- Azure Active Directory with users etc.
- Local Windows 10 PCs are joined to the AAD domain
- SQL Server is configured for mixed-mode auth.
- Azure firewall allows connections to the SQL Server from the Internet (for now at least).
One of our developers is trying to setup an SSIS package to run in the server, and is running into the error stating you can only deploy/run SSIS packages from SSMS if you are using Windows authentication. I therefore am now looking into setting up "proper" authentication.
I've looked into Azure AD Domain Services and I can set that up to allow the Windows Server VM to join the domain.
- If I join the Windows Server VM to Azure AD using Azure AD DS, will the Windows authentication work from client PCs, out on the Internet, that are joined to the Azure AD via Windows 10's "Azure AD Join" feature? I noticed that in SSMS, the username is listed as "AzureAD\".
- If I need to add more infrastructure, I'm obviously looking to minimize cost, so the options I see are as follows - which one of these makes the most sense/actually works?:
- Deploy a local Windows Server on prem. This is at least a $500 cost (Server Essentials) and would restrict people from only being able to log in while on prem, unless I also setup a VPN service. It also excludes anyone from working on a home machine or basically any machine not joined to the domain - I think?
- Not sure if this is possible, but, setup a site-to-site VPN with the Azure VNet containing Azure AD DS, and then use a Linux box on prem (free of software cost, could be a very minimal mini-box or even an ARM-based board) to connect local to the Azure VNet. Then, I should be able to theoretically just join all my machines to Azure AD DS as if I had a local server? This would also potentially enable us to restrict access to the SQL Server and just have everyone use the same VPN to connect to Azure and get to the SQL Server. Still doesn't really help people using non-joined machines...
- Forget AD DS entirely. Not a good idea since we also have Office365 licensing already set up for everyone along with Email addresses, which integrates nicely with the Azure AD.
I've done a lot of work on local Windows Server infrastructure but am still new to Azure and how all of it fits together.
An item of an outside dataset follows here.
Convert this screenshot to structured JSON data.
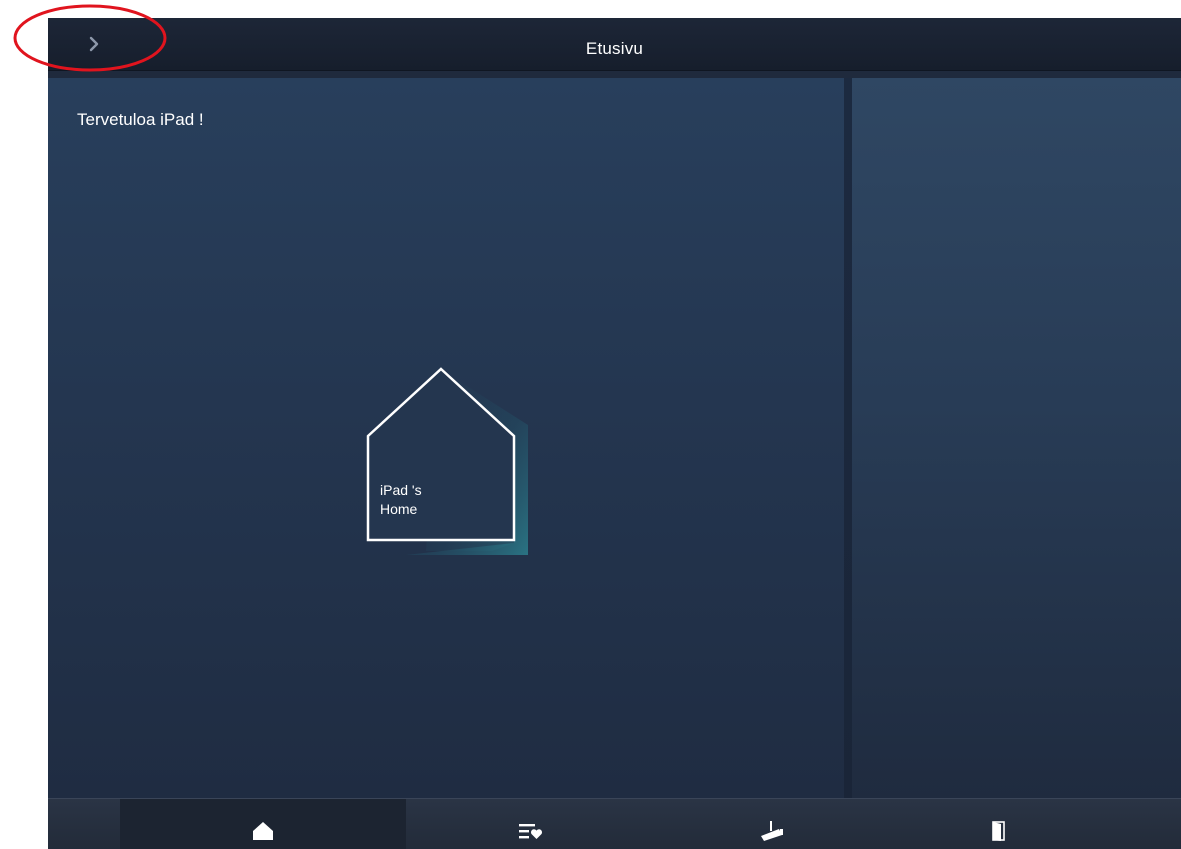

Again, the ultimate goal here is to allow SQL Server devs and admins to use Windows Authentication against an SQL Server running in an Azure VM, with the directory being an Azure AD directory.